The not-so-good street that many leaders end up on has to do with actions not matching words. A leader can have the best ideas and intentions yet go nowhere when the actions don't match up. A leader’s actions must always match even if your wardrobe does not match like many of the characters in Dr. Seuss’ imagination.
“Be who you are and say what you feel,
because those who mind don't matter,
and those who matter don't mind”
If everyone is happy with the work you are doing then you probably aren't leading much of anything. Leadership is about change and relentlessly seeking a better way. Somebody, somewhere will not be excited about change and a better way. Make sure you take inventory of those who mind and those who matter.
“You have brains in your head.
You have feet in your shoes
You can steer yourself
any direction you choose.”
Do not be afraid to abandon an initiative that isn't working. Leaders often ignore signs that an initiative or project should change direction. Leaders can and should admit when a project has failed or an idea hasn't panned out. This type of transparency builds trust within an organization.
“Unless someone like you cares a whole awful lot, nothing is going to get better. It's not.”
Everyone has a responsibility to lead. You are the only one that brings your combination of skills to the table. Nothing will get better without your leadership and today is the only day you are guaranteed.
There were many more quotes that I could choose.
So next time you are reading a Dr. Seuss Book
Make sure not to snooze.

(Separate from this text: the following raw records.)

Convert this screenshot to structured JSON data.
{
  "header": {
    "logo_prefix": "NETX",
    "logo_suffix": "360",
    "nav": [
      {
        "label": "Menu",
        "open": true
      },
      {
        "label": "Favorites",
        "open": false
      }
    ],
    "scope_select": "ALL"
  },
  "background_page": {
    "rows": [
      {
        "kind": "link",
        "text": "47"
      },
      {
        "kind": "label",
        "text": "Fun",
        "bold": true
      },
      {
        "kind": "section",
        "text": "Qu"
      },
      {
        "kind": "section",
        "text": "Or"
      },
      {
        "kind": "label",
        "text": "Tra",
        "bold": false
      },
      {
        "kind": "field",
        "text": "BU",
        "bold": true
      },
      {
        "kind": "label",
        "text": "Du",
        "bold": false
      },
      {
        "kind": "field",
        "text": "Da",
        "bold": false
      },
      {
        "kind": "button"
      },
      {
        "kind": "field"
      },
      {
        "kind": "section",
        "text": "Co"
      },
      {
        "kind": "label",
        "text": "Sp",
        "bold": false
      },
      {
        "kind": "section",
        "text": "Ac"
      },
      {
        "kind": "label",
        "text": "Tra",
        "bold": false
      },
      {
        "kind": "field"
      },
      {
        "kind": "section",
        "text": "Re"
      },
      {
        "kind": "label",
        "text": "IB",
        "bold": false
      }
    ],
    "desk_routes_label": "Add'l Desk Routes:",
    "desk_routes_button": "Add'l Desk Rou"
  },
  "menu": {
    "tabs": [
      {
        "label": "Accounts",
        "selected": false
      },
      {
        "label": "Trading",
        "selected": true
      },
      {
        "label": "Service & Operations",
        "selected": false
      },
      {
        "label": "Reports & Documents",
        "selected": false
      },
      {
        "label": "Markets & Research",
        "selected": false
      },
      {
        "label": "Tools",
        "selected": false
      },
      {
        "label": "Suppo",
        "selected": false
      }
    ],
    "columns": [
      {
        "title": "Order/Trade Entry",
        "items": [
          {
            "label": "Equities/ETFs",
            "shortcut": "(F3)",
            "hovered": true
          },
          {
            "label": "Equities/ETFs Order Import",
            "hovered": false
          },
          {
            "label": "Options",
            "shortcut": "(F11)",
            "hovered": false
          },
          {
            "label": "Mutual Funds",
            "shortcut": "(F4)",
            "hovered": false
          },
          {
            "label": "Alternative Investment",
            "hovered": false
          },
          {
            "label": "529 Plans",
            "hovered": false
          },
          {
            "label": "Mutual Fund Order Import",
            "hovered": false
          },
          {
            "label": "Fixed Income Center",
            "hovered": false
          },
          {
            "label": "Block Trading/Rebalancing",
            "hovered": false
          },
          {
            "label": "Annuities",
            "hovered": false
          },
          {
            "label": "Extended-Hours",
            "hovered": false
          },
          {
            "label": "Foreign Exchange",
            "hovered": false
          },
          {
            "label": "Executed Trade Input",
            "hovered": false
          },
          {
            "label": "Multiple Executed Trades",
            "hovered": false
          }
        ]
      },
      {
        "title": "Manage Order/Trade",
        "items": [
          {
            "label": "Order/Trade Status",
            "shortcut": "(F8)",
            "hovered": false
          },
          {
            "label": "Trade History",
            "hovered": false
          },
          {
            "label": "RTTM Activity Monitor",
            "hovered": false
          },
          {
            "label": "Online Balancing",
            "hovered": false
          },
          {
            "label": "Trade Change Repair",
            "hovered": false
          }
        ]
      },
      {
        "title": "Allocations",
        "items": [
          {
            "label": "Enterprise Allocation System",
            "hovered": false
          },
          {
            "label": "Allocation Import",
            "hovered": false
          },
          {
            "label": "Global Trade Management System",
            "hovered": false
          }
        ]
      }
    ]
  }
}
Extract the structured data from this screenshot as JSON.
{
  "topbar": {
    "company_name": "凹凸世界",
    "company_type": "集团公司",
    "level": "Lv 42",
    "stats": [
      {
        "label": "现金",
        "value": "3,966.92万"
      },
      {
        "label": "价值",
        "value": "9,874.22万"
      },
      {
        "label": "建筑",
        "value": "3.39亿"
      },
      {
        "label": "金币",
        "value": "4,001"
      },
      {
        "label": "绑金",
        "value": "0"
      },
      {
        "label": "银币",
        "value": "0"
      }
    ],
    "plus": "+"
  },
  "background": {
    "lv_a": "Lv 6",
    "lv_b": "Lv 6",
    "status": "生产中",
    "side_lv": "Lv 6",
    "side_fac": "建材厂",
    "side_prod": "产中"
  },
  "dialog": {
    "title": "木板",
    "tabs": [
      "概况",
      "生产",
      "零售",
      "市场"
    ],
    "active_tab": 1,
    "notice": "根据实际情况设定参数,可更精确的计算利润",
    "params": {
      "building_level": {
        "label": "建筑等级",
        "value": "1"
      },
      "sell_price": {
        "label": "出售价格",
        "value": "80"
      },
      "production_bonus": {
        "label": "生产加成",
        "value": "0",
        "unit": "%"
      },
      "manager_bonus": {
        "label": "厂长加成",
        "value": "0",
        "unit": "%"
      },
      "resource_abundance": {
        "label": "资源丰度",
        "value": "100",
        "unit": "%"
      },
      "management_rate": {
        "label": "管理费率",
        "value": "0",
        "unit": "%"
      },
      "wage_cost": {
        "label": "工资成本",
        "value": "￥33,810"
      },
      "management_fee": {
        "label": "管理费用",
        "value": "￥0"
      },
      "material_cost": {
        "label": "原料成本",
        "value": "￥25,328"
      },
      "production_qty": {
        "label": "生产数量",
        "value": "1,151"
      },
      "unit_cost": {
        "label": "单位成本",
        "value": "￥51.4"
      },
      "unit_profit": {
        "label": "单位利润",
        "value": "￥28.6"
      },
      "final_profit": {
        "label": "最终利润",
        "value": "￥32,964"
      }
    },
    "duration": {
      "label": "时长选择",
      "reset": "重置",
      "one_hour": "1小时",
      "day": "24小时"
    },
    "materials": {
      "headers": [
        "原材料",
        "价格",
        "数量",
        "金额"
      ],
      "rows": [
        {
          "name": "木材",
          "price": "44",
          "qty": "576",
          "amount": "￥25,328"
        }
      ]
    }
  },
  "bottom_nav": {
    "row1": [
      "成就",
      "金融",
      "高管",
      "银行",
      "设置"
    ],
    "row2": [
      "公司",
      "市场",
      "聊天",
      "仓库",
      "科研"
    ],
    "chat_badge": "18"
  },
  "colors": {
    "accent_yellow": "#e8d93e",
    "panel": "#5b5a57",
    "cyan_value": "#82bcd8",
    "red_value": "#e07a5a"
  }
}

Saturday, March 3, 2012

To allocate or not allocate

This week I needed to do some research for work. The internet is such a wonderful resource but it is also so immense. As I researched I came across so many different topics that I wanted to explore. I started delving in to some and then remembered my original goal for that day - to find research on a particular topic. So much learning, so little time. It reminded me to work smarter, not harder. Focus research times and allocate time slots. Being someone who loves to be spontaneous, I waver at the idea of allocating every minute of time and becoming too regimented - too controlling. A certain amount of order is essential. Remembering my original purpose, I went to the ScoopIt! topic I curate, Integrating Technology in the Classroom to collect one of the articles I knew I posted there. The time I had allocated to collating these resources reaped benefits. The mountain of information had some order. The resource I needed was quickly located. Life lesson - effective time allocation can free you up for many moments of spontaneity and dream chasing. Now just to implement it.